The nose of the mould is a bit too pointy but it still looks like a 747. Ignoring the pylons this really is a very nice mould. It’s not as good as the BigBird and Witty 747s, but little is. Presumably the future of this mould is shorter than the future of the actual BA 747s but if Gemini released more ‘classic’ 747-400s on this mould, with modern printing, I’d still be a happy lad.
SCORE – 7
PAINT & LIVERY
The essential elements of the Landor scheme are well known. The roof is ‘Pearl Grey’ and the belly is ‘Midnight Blue’. The speedwing meanwhile is ‘Brilliant Red’. Even so, despite its familiarity 1:400 manufacturers really struggle with greys and, just like with the United Battleship scheme, everyone seems to do the grey colour slightly differently.
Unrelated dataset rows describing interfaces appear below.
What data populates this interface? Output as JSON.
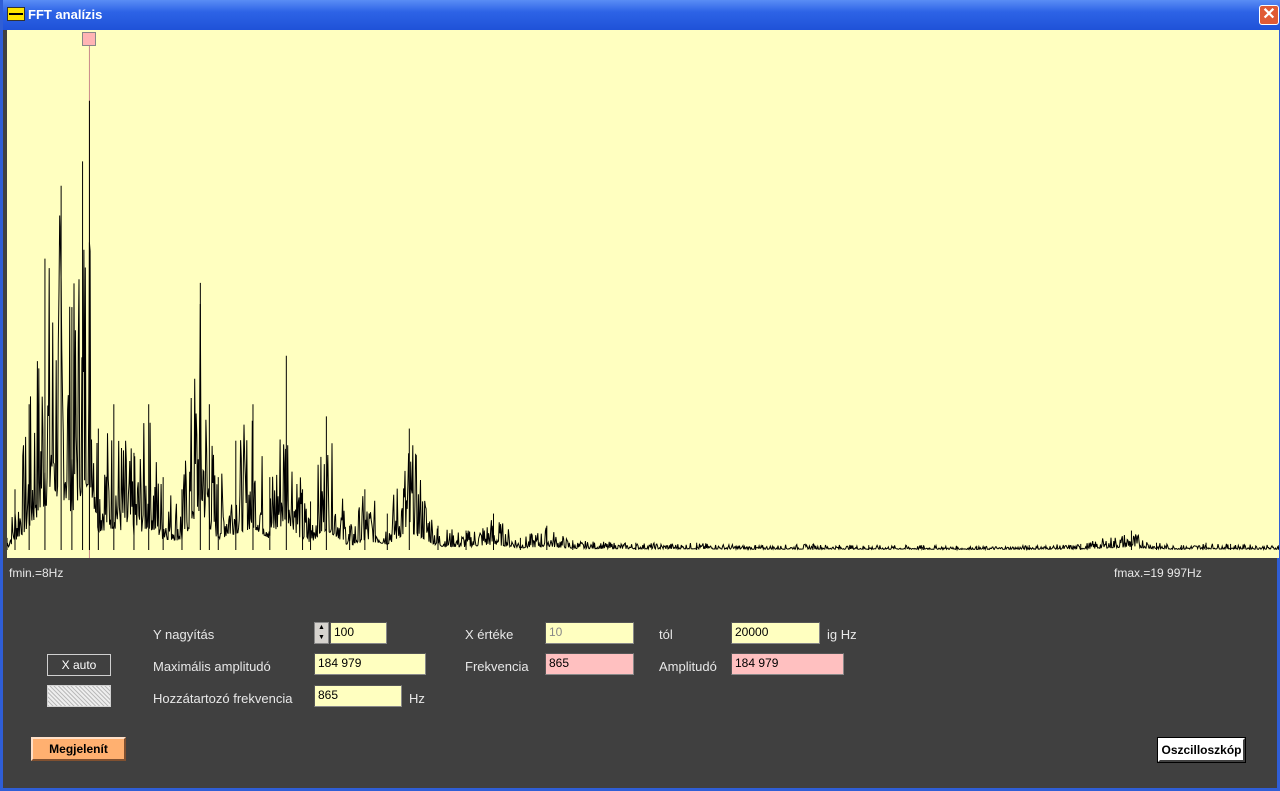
{
  "window": {
    "title": "FFT analízis",
    "close_label": "✕"
  },
  "plot": {
    "fmin_label": "fmin.=8Hz",
    "fmax_label": "fmax.=19 997Hz",
    "background": "#ffffc0",
    "trace_color": "#000000",
    "cursor_color": "#c98a8a"
  },
  "chart_data": {
    "type": "line",
    "title": "",
    "xlabel": "",
    "ylabel": "",
    "xlim": [
      8,
      19997
    ],
    "ylim": [
      0,
      210000
    ],
    "cursor_frequency": 865,
    "peak": {
      "x": 865,
      "y": 184979
    },
    "series": [
      {
        "x": [
          8,
          150,
          300,
          450,
          600,
          700,
          800,
          865,
          950,
          1100,
          1300,
          1450,
          1600,
          1800,
          2000,
          2100,
          2200,
          2400,
          2600,
          2800,
          3000,
          3200,
          3300,
          3500,
          3800,
          4000,
          4300,
          4600,
          5000,
          5400,
          5800,
          6200,
          6600,
          7000,
          8000,
          9000,
          10000,
          11000,
          12000,
          13000,
          14000,
          15000,
          16000,
          17000,
          17500,
          18000,
          18500,
          19000,
          19997
        ],
        "y": [
          5000,
          25000,
          60000,
          120000,
          150000,
          100000,
          160000,
          184979,
          50000,
          60000,
          40000,
          60000,
          30000,
          25000,
          110000,
          60000,
          30000,
          45000,
          60000,
          30000,
          80000,
          25000,
          20000,
          55000,
          10000,
          25000,
          15000,
          50000,
          10000,
          8000,
          15000,
          5000,
          10000,
          4000,
          3000,
          3000,
          2000,
          2500,
          2000,
          2000,
          1500,
          2000,
          2500,
          8000,
          3000,
          2000,
          3000,
          2500,
          2000
        ]
      }
    ]
  },
  "controls": {
    "x_auto_label": "X auto",
    "y_zoom_label": "Y nagyítás",
    "y_zoom_value": "100",
    "max_amp_label": "Maximális amplitudó",
    "max_amp_value": "184 979",
    "assoc_freq_label": "Hozzátartozó frekvencia",
    "assoc_freq_value": "865",
    "hz_unit": "Hz",
    "x_value_label": "X értéke",
    "x_value": "10",
    "from_label": "tól",
    "from_value": "20000",
    "to_unit_label": "ig Hz",
    "freq_label": "Frekvencia",
    "freq_value": "865",
    "amp_label": "Amplitudó",
    "amp_value": "184 979",
    "show_button": "Megjelenít",
    "osc_button": "Oszcilloszkóp"
  }
}
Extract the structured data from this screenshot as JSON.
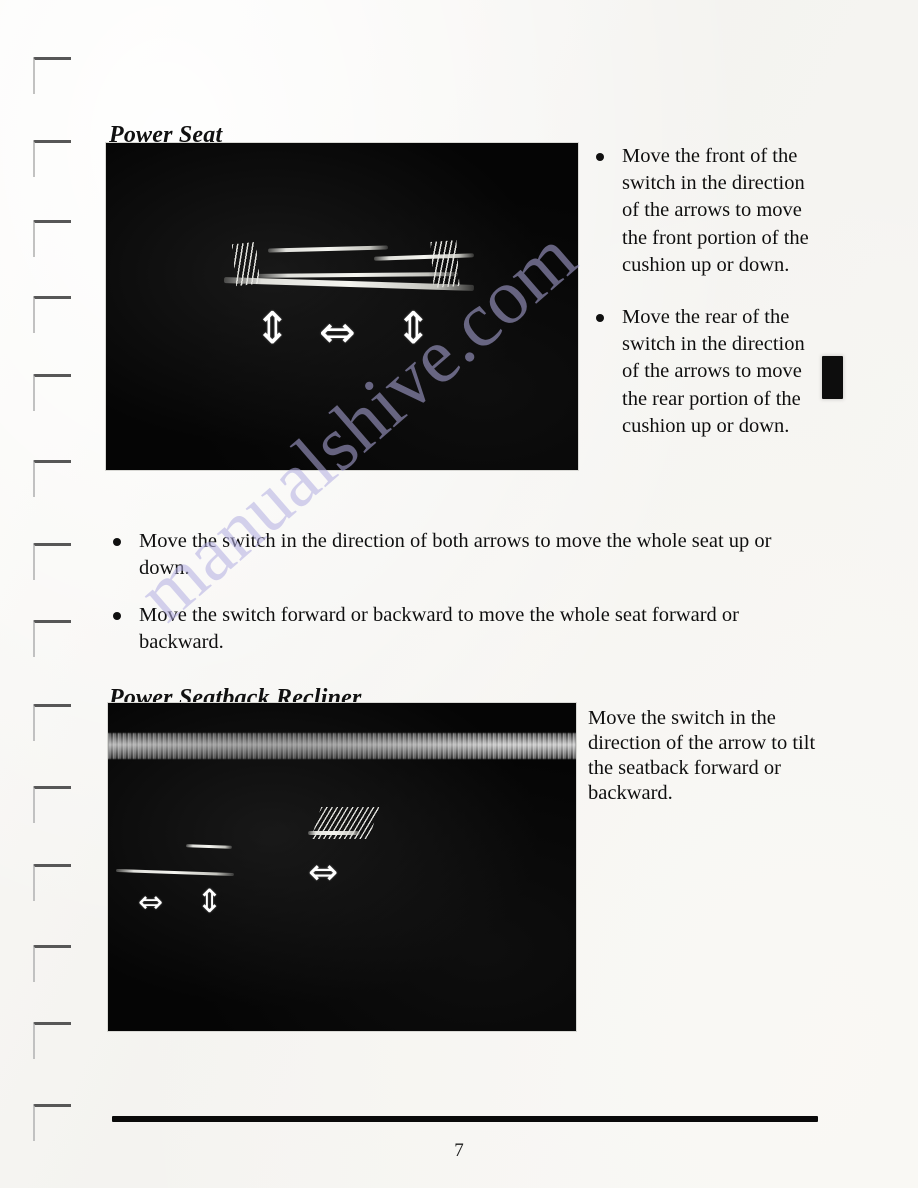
{
  "document": {
    "page_number": "7",
    "watermark_text": "manualshive.com",
    "background_color": "#f6f5f3",
    "ink_color": "#0f0f0f",
    "watermark_color": "#b3aee2",
    "tab_mark_color": "#0d0d0d"
  },
  "sections": [
    {
      "id": "power-seat",
      "heading": "Power Seat",
      "photo": {
        "caption_alt": "Power seat control switch on side of seat with up-down, left-right and up-down arrows",
        "arrows": [
          {
            "name": "up-down-arrow-front",
            "glyph": "⇕"
          },
          {
            "name": "left-right-arrow-whole",
            "glyph": "⇔"
          },
          {
            "name": "up-down-arrow-rear",
            "glyph": "⇕"
          }
        ]
      },
      "side_bullets": [
        "Move the front of the switch in the direction of the arrows to move the front portion of the cushion up or down.",
        "Move the rear of the switch in the direction of the arrows to move the rear portion of the cushion up or down."
      ],
      "wide_bullets": [
        "Move the switch in the direction of both arrows to move the whole seat up or down.",
        "Move the switch forward or backward to move the whole seat forward or backward."
      ]
    },
    {
      "id": "power-seatback-recliner",
      "heading": "Power Seatback Recliner",
      "photo": {
        "caption_alt": "Power seatback recliner switch with left-right tilt arrow",
        "arrows": [
          {
            "name": "left-right-arrow-recliner",
            "glyph": "⇔"
          },
          {
            "name": "left-right-arrow-seat",
            "glyph": "⇔"
          },
          {
            "name": "up-down-arrow-seat",
            "glyph": "⇕"
          }
        ]
      },
      "note": "Move the switch in the direction of the arrow to tilt the seatback forward or backward."
    }
  ]
}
I was under the impression that Gemini have access to the actual pantone colours for these sorts of liveries, as part of the fact they are licensed to make them, but in this case I’m not convinced they have got the shades correct.
I freely admit to not owning a lot of BA Landor schemed aircraft, but I do have several of the recent NG 757s and a Witty DC-10. This 747 doesn’t match those, and also doesn’t look to my eye like it matches images of the real thing. The grey looks too brownish, the blue not dark or rich enough, and the red too dark. The model still displays ok next to other Landors I own but it seems off. I could be wrong here and I will defer to others with larger Landor fleets but for me this model’s colours aren’t accurate.
The rest of the aircraft livery is excellent. The major elements are all placed well and small details such as the aircraft name, ‘City of Swansea’, and Royal Mail logo look good. The 100-year logo rather blends in to the Pearl grey but it does so also on the real aircraft. Since I want to treat this like a real 90s 747 that’s fine by me anyway. A particular highlight is the ‘Fly to Serve’ crest on the tail. It is beautifully printed and a lovely silver.
SCORE – 8
PRINTING & QUALITY CONTROL
Printing on the model is very good with some strong detailing, in particular on the engine nacelles. There are no print errors I can see except for the nosecone. Although it is good that they have printed it (it is quite obvious on the real thing) it isn’t as fine as it could be and the lower portion for some reason looks like it is forward of the upper. This could be a reflection of the mould’s nosecone itself and not the printing.
My only other criticism of the paint is that the engine pylons are way to silvery as are the engine fanblades themselves. The pylons should be a matt light grey and the fans darker. I’m not sure why manufacturers sometimes get fanblade colour correct and other times seem to forget about them altogether.
I have seen other collectors complain about the build quality of their 747s from Gemini but this model isn’t too bad. Then again it isn’t perfect either. The outermost engine on the port wing sticks upwards ever so gently and is out of alignment with the other three.
The model is also lacking the Wi-Fi dome atop the fuselage and I’m not sure why. The other retro 747 model had it, but this is an area where there have been some issues. Perhaps Gemini decided to remove it from this model on purpose. Certainly, it looks like there is a space for it, but the outline is merely printed rather than in relief. I’m going to assume this is an on-purpose feature and it actually makes the aircraft look more like it did in the 1990s before things like Wi-Fi had been invented.
SCORE – 8
I like this model quite a lot but it does illustrate that there is only so far you can go to spruce up an older mould, and that having licensed models isn’t a panacea either. Nonetheless, Gemini have produced a much better model than the competition and if you are in the market for a Landor 747 this is the model you should be looking to get in 2019.
FINAL SCORE – 23/30